■ Problem details
Could you please return each line of the data that has the word "title"?

(Source data)
● ● ● ●

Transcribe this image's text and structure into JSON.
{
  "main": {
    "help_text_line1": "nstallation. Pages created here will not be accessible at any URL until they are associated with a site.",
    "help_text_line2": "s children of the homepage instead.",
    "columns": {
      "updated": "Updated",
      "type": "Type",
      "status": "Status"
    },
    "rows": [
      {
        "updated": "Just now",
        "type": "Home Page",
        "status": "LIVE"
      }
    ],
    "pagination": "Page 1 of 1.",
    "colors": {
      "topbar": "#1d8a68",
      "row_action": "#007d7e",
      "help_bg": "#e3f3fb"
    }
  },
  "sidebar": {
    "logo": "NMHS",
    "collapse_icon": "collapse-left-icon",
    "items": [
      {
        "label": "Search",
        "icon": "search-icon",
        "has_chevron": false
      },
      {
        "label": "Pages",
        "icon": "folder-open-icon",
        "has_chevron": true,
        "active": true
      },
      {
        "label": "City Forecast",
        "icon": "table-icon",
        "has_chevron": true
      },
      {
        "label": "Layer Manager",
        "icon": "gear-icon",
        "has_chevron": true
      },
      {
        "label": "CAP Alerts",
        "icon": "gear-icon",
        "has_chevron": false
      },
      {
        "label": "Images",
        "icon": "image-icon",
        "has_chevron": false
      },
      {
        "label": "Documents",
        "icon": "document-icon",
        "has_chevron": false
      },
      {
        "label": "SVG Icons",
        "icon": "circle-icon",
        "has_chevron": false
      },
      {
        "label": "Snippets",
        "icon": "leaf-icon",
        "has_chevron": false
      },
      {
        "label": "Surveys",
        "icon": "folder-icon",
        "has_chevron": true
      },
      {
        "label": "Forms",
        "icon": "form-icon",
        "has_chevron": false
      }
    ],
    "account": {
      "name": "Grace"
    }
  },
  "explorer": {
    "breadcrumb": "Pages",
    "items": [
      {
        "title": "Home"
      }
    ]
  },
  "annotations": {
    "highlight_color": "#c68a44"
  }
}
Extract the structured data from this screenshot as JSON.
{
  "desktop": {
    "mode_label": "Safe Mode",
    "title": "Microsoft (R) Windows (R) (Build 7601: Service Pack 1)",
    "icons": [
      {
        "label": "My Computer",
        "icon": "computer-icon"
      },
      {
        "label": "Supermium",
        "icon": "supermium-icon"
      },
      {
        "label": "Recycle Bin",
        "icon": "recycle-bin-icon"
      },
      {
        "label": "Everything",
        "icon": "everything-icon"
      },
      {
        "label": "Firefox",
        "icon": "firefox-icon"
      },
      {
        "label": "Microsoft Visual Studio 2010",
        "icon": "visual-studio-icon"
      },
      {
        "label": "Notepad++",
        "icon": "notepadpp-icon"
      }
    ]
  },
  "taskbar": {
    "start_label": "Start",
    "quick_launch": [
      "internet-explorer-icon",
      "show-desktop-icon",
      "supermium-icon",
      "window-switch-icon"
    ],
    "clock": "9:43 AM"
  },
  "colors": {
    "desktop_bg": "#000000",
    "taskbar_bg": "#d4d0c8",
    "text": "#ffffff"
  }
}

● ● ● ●

■ Exercise response
        "title": "Home"
    "title": "Microsoft (R) Windows (R) (Build 7601: Service Pack 1)",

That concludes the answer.